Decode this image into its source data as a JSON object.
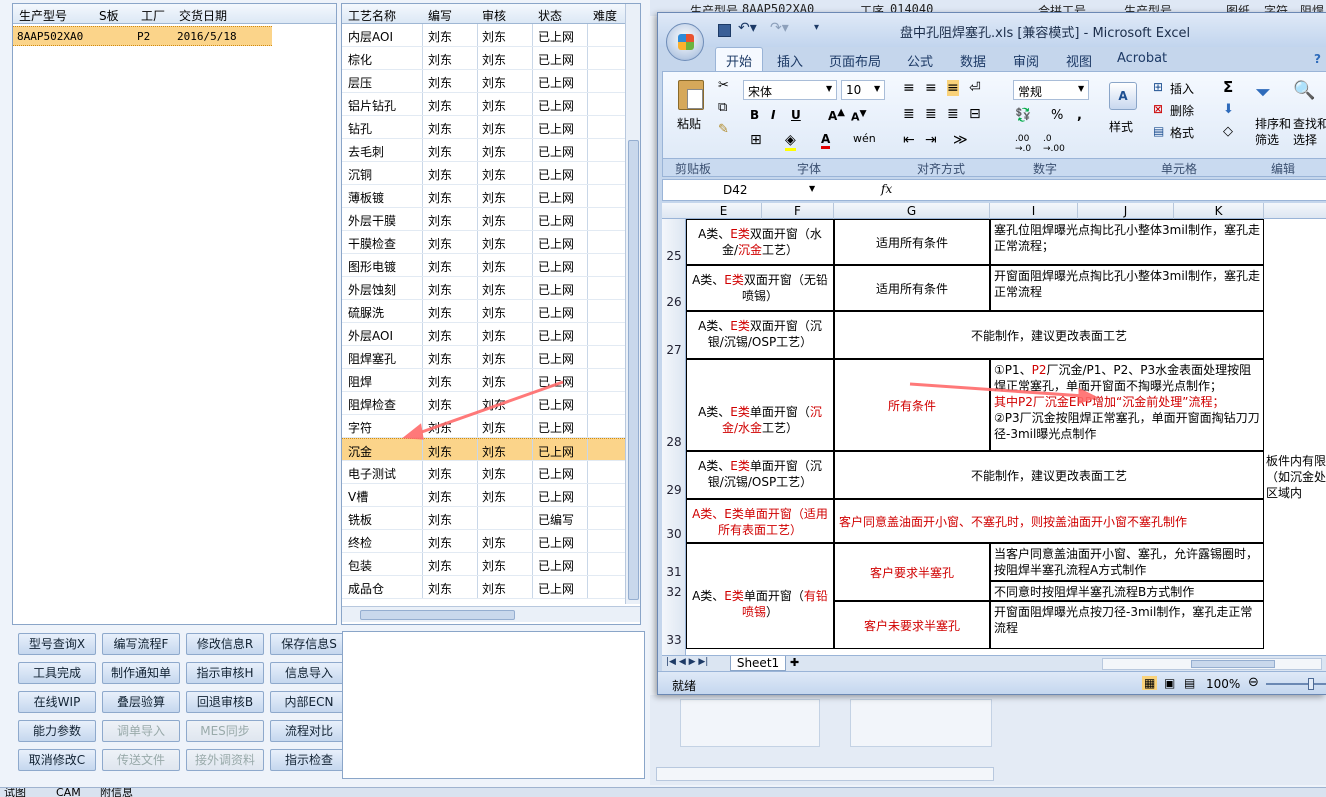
{
  "order_grid": {
    "headers": [
      "生产型号",
      "S板",
      "工厂",
      "交货日期"
    ],
    "rows": [
      [
        "8AAP502XA0",
        "",
        "P2",
        "2016/5/18"
      ]
    ]
  },
  "process_grid": {
    "headers": [
      "工艺名称",
      "编写",
      "审核",
      "状态",
      "难度"
    ],
    "rows": [
      [
        "内层AOI",
        "刘东",
        "刘东",
        "已上网"
      ],
      [
        "棕化",
        "刘东",
        "刘东",
        "已上网"
      ],
      [
        "层压",
        "刘东",
        "刘东",
        "已上网"
      ],
      [
        "铝片钻孔",
        "刘东",
        "刘东",
        "已上网"
      ],
      [
        "钻孔",
        "刘东",
        "刘东",
        "已上网"
      ],
      [
        "去毛刺",
        "刘东",
        "刘东",
        "已上网"
      ],
      [
        "沉铜",
        "刘东",
        "刘东",
        "已上网"
      ],
      [
        "薄板镀",
        "刘东",
        "刘东",
        "已上网"
      ],
      [
        "外层干膜",
        "刘东",
        "刘东",
        "已上网"
      ],
      [
        "干膜检查",
        "刘东",
        "刘东",
        "已上网"
      ],
      [
        "图形电镀",
        "刘东",
        "刘东",
        "已上网"
      ],
      [
        "外层蚀刻",
        "刘东",
        "刘东",
        "已上网"
      ],
      [
        "硫脲洗",
        "刘东",
        "刘东",
        "已上网"
      ],
      [
        "外层AOI",
        "刘东",
        "刘东",
        "已上网"
      ],
      [
        "阻焊塞孔",
        "刘东",
        "刘东",
        "已上网"
      ],
      [
        "阻焊",
        "刘东",
        "刘东",
        "已上网"
      ],
      [
        "阻焊检查",
        "刘东",
        "刘东",
        "已上网"
      ],
      [
        "字符",
        "刘东",
        "刘东",
        "已上网"
      ],
      [
        "沉金",
        "刘东",
        "刘东",
        "已上网"
      ],
      [
        "电子测试",
        "刘东",
        "刘东",
        "已上网"
      ],
      [
        "V槽",
        "刘东",
        "刘东",
        "已上网"
      ],
      [
        "铣板",
        "刘东",
        "",
        "已编写"
      ],
      [
        "终检",
        "刘东",
        "刘东",
        "已上网"
      ],
      [
        "包装",
        "刘东",
        "刘东",
        "已上网"
      ],
      [
        "成品仓",
        "刘东",
        "刘东",
        "已上网"
      ]
    ],
    "selected": "沉金"
  },
  "buttons": [
    [
      "型号查询X",
      "编写流程F",
      "修改信息R",
      "保存信息S"
    ],
    [
      "工具完成",
      "制作通知单",
      "指示审核H",
      "信息导入"
    ],
    [
      "在线WIP",
      "叠层验算",
      "回退审核B",
      "内部ECN"
    ],
    [
      "能力参数",
      "调单导入",
      "MES同步",
      "流程对比"
    ],
    [
      "取消修改C",
      "传送文件",
      "接外调资料",
      "指示检查"
    ]
  ],
  "disabled_buttons": [
    "调单导入",
    "MES同步",
    "传送文件",
    "接外调资料"
  ],
  "bottom_tabs": [
    "试图",
    "CAM",
    "附信息"
  ],
  "behind_header": {
    "l1": "生产型号",
    "v1": "8AAP502XA0",
    "l2": "工序",
    "v2": "014040",
    "l3": "合拼工号",
    "l4": "生产型号",
    "l5": "图纸",
    "l6": "字符",
    "l7": "阻焊"
  },
  "excel": {
    "title": "盘中孔阻焊塞孔.xls  [兼容模式] - Microsoft Excel",
    "ribbon_tabs": [
      "开始",
      "插入",
      "页面布局",
      "公式",
      "数据",
      "审阅",
      "视图",
      "Acrobat"
    ],
    "active_tab": "开始",
    "font_name": "宋体",
    "font_size": "10",
    "number_format": "常规",
    "name_box": "D42",
    "fx": "fx",
    "groups": [
      "剪贴板",
      "字体",
      "对齐方式",
      "数字",
      "单元格",
      "编辑"
    ],
    "clipboard": {
      "paste": "粘贴"
    },
    "styles_label": "样式",
    "cells_items": [
      "插入",
      "删除",
      "格式"
    ],
    "edit_items": [
      "排序和筛选",
      "查找和选择"
    ],
    "columns": [
      "E",
      "F",
      "G",
      "I",
      "J",
      "K"
    ],
    "rows": [
      {
        "n": "25",
        "a": [
          "A类、",
          "E类",
          "双面开窗（水金/",
          "沉金",
          "工艺）"
        ],
        "cond": "适用所有条件",
        "proc": "塞孔位阻焊曝光点掏比孔小整体3mil制作，塞孔走正常流程；"
      },
      {
        "n": "26",
        "a": [
          "A类、",
          "E类",
          "双面开窗（无铅喷锡）"
        ],
        "cond": "适用所有条件",
        "proc": "开窗面阻焊曝光点掏比孔小整体3mil制作，塞孔走正常流程"
      },
      {
        "n": "27",
        "a": [
          "A类、",
          "E类",
          "双面开窗（沉银/沉锡/OSP工艺）"
        ],
        "merged": "不能制作，建议更改表面工艺"
      },
      {
        "n": "28",
        "a": [
          "A类、",
          "E类",
          "单面开窗（",
          "沉金/水金",
          "工艺）"
        ],
        "cond": "所有条件",
        "proc_lines": [
          "①P1、",
          "P2",
          "厂沉金/P1、P2、P3水金表面处理按阻焊正常塞孔，单面开窗面不掏曝光点制作；",
          "其中P2厂沉金ERP增加“沉金前处理”流程；",
          "②P3厂沉金按阻焊正常塞孔，单面开窗面掏钻刀刀径-3mil曝光点制作"
        ]
      },
      {
        "n": "29",
        "a": [
          "A类、",
          "E类",
          "单面开窗（沉银/沉锡/OSP工艺）"
        ],
        "merged": "不能制作，建议更改表面工艺",
        "side": "板件内有限（如沉金处理区域内"
      },
      {
        "n": "30",
        "a_red": "A类、E类单面开窗（适用所有表面工艺）",
        "merged_red": "客户同意盖油面开小窗、不塞孔时，则按盖油面开小窗不塞孔制作"
      },
      {
        "n": "31",
        "a": [
          "A类、",
          "E类",
          "单面开窗（",
          "有铅喷锡",
          "）"
        ],
        "cond_red": "客户要求半塞孔",
        "proc": "当客户同意盖油面开小窗、塞孔，允许露锡圈时，按阻焊半塞孔流程A方式制作"
      },
      {
        "n": "32",
        "proc": "不同意时按阻焊半塞孔流程B方式制作"
      },
      {
        "n": "33",
        "cond_red": "客户未要求半塞孔",
        "proc": "开窗面阻焊曝光点按刀径-3mil制作，塞孔走正常流程"
      }
    ],
    "sheet_tab": "Sheet1",
    "status": "就绪",
    "zoom": "100%",
    "accent": "#1d4f91"
  }
}
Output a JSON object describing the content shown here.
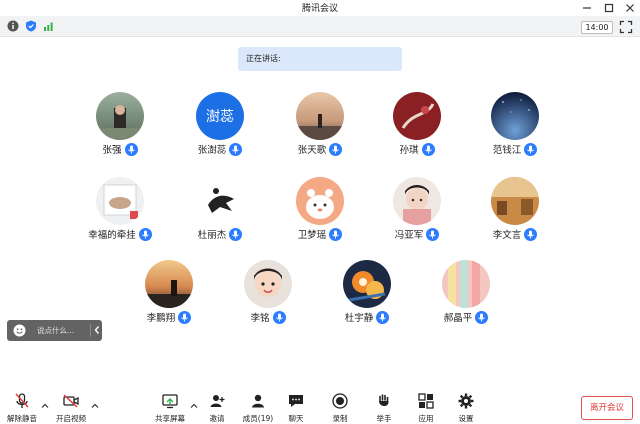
{
  "window": {
    "title": "腾讯会议"
  },
  "top_bar": {
    "time": "14:00"
  },
  "speaking_label": "正在讲话:",
  "participants": [
    {
      "name": "张强"
    },
    {
      "name": "张澍蕊",
      "avatar_text": "澍蕊"
    },
    {
      "name": "张天歌"
    },
    {
      "name": "孙琪"
    },
    {
      "name": "范钱江"
    },
    {
      "name": "幸福的牵挂"
    },
    {
      "name": "杜丽杰"
    },
    {
      "name": "卫梦瑶"
    },
    {
      "name": "冯亚军"
    },
    {
      "name": "李文言"
    },
    {
      "name": "李鹏翔"
    },
    {
      "name": "李铭"
    },
    {
      "name": "杜宇静"
    },
    {
      "name": "郝晶平"
    }
  ],
  "chat": {
    "placeholder": "说点什么..."
  },
  "toolbar": {
    "unmute": "解除静音",
    "start_video": "开启视频",
    "share_screen": "共享屏幕",
    "invite": "邀请",
    "members": "成员(19)",
    "chat": "聊天",
    "record": "录制",
    "raise_hand": "举手",
    "apps": "应用",
    "settings": "设置",
    "leave": "离开会议"
  },
  "colors": {
    "accent": "#2b7cff",
    "leave_red": "#e03a3a",
    "speaking_bg": "#dbe7fb"
  }
}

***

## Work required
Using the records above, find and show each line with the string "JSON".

## Output for this exercise
Decode this image into its source data as a JSON object.
Output a JSON object describing the content shown here.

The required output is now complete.